• **TASK DESCRIPTION**
One line at a time, check the entries below for the word "leather", and copy each line that has it.

• **AVAILABLE DATA**
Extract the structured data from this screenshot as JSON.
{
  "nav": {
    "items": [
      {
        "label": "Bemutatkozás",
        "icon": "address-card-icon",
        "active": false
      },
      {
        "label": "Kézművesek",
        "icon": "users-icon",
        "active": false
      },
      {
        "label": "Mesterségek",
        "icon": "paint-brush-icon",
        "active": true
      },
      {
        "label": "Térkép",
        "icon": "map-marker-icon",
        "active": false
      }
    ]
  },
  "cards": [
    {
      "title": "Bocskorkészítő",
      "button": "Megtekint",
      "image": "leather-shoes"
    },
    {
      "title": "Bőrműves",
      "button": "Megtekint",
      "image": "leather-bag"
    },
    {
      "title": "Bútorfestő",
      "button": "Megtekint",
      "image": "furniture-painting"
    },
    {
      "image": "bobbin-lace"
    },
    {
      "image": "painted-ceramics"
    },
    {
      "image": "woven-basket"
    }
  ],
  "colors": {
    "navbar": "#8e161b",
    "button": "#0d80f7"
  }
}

• **TASK SOLUTION**
      "image": "leather-shoes"
      "image": "leather-bag"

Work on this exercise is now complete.